Sir Fopling is a fool so nicely writ,
The ladies would mistake him for a wit,
And when he sings, talks loud, and cocks," would cry,
“I vow, methinks, he's pretty company;"
So brisk, so gay, so travell’d, so refin'd,
As he took pains to graff upon his kind.
True fops help Nature's work, and go to school,
To file and finish God Almighty's fool
Yet none Sir Fopling him, or him, can call;
He's knight o'th' shire, and represents you all.
From each he meets he culls whate'er he can,
Legion 's his name-a people in a man.
His bulky folly gathers as it goes,
And, rolling o'er you, like a snow-ball grows.
His various modes from various fathers follow;
One taught the toss, and one the new French wallow.
His sword-knot this, his cravat that design'd;
And this, the yard-long snake he twirls behind t
From one the sacred periwig he gain'd,
Which wind ne'er blew, nor touch of hat profan'd.
Another's diving bow he did adore,
Which, with a shog, casts all the hair before ;
Till he with full decorum brings it back,
And rises with a water-spaniel shake.
As for his songs, the ladies' dear delight,

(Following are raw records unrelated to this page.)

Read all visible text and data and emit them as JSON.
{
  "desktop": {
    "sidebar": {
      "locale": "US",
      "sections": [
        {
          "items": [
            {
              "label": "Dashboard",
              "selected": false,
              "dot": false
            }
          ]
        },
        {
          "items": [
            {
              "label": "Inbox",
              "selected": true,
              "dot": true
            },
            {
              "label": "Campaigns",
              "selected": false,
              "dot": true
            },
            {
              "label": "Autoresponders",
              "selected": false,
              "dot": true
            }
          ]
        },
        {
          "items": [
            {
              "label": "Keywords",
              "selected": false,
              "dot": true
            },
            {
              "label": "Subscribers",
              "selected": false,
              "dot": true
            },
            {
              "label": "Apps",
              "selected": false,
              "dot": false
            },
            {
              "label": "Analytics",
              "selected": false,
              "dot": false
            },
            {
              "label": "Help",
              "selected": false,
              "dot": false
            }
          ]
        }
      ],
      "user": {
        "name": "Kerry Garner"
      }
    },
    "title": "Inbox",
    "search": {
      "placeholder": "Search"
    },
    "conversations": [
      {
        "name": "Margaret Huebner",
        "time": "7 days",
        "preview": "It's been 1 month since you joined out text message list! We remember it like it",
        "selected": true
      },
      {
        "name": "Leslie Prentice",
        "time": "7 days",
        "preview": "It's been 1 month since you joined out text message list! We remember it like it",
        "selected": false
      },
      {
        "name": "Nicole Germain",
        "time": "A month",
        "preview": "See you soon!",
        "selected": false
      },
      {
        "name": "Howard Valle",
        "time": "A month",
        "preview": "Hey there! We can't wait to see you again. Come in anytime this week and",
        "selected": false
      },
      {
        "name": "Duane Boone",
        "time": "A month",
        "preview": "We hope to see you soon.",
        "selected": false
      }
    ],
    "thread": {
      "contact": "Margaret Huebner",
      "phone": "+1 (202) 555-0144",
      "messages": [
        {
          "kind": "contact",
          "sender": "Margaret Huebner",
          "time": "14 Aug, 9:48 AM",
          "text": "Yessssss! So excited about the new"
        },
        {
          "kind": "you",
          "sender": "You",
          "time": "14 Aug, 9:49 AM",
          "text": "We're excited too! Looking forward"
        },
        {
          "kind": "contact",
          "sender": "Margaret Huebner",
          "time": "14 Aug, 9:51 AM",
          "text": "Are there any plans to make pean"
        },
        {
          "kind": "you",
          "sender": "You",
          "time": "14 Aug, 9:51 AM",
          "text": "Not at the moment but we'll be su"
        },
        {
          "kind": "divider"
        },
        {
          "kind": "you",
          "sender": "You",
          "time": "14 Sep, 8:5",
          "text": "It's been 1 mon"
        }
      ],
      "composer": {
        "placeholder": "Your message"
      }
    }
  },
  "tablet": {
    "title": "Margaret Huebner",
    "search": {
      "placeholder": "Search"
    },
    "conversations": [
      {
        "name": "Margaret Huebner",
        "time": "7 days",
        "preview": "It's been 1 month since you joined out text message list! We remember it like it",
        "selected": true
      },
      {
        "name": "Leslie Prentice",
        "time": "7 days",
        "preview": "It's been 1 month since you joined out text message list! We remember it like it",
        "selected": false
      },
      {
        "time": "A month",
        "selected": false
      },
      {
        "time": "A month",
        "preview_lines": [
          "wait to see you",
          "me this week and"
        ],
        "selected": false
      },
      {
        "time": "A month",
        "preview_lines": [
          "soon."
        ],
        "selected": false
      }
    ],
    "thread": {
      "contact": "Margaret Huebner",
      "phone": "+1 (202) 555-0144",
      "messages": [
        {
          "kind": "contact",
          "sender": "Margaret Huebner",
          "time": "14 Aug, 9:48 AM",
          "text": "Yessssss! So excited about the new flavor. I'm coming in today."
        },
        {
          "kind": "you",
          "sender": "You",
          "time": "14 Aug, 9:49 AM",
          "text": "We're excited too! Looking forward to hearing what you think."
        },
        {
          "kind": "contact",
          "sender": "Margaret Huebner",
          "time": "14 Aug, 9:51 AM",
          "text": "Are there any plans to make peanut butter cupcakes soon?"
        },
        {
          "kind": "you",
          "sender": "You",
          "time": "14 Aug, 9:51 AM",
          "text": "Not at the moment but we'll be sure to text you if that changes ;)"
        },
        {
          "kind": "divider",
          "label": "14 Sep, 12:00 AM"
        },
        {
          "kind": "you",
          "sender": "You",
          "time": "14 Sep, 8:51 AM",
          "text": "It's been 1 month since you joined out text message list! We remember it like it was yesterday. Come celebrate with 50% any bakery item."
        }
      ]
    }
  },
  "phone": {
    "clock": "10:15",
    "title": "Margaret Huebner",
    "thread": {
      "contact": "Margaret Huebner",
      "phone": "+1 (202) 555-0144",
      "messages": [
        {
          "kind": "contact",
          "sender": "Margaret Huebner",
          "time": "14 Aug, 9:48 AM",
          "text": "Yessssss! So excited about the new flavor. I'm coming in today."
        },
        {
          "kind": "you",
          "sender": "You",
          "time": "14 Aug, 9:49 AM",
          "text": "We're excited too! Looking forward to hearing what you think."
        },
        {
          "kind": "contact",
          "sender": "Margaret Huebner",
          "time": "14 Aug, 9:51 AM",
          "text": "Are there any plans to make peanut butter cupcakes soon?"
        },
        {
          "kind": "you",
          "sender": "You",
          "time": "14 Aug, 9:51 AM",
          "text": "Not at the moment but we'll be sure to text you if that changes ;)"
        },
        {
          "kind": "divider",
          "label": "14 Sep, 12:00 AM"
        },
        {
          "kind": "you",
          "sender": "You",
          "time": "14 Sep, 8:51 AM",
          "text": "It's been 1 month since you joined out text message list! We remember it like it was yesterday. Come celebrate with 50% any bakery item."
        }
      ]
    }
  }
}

These sure he took from most of you who write.
Yet every man is safe from what he fear'd,
For no one fool is hunted from the herd.
THE CATHOLIC AND PROTESTANT CLERGY.
From the “ HIND AND THE PANTHER.”
A plain good man whose name is understood
(So few deserve the name of plain and good)
Of three fair lineal lordships stood possess'd
And liv'd, as reason was, upon the best.-
• Videlicet, his hat.
f I know not what he means by this.
James II.-Dryden was at this time a Catholic
His house with all convenience was purvey'd
The rest he found, but rais’d the fabric where he pray'd."
And in that sacred place his beauteous wife
Employ'd her happiest hours of holy life.
Nor did their alms extend to those alone,
Whom common faith more strictly made their own
A sort of Dovest were hous'd too near their hall,
Who cross the proverb, and abound in gall.
Though some, ’t is true, are passively inclin’d,
The greater part degenerate from their kind;
Voracious birds, that hotly bill and breed,
And largely drink, because on salt they feed.
Small gain from them their bounteous owner draws;
Yet, bound by promise, he supports their cause,
As corporations privileg'd by laws.
Another farm he had behind his house,
Not overstock’d, but barely for his use •
Wherein his poor Domestic Poultry fed,
And from his pious hands receiv'd their bread. I
Our pamper'd Pigeons, with malignant eyes,
Beheld these inmates and their nurseries :
Though hard their fare at evening and at morn
(A cruise of water and an ear of corn),'
Yet still they grudg’d that modicum, and thought
A sheaf in every single grain was brought:
Fain would they filch that little food away,
While unrestraind these happy gluttons prey;
And much they griev'd to see so nigh their hall,
The bird that warn'd St. Peter of his fall;'
That he should raise his mitred crest on high,
And clap his wings, and call his family
To sacred rites; and vex the Ethereal powers
With midnight matins at uncivil hours ;
Nay more, his quiet neighbors should molest
Just in the sweetness of their morning rest.
Beast of a bird,3 supinely when he might
Lie still and sleep, to rise before the light.
What if his dull forefathers us'd that cry,
Could he not let a bad example die?
The world was fall'n into an easier way:
This age knew better than to fast and pray.
• The Catholic chapel set up by James in Whitehall.
† The clergy of the Church of England. It is amusing to see them re. presented as living on the “alms” of the barely tolerated king
The Catholic clergy maintained by the king.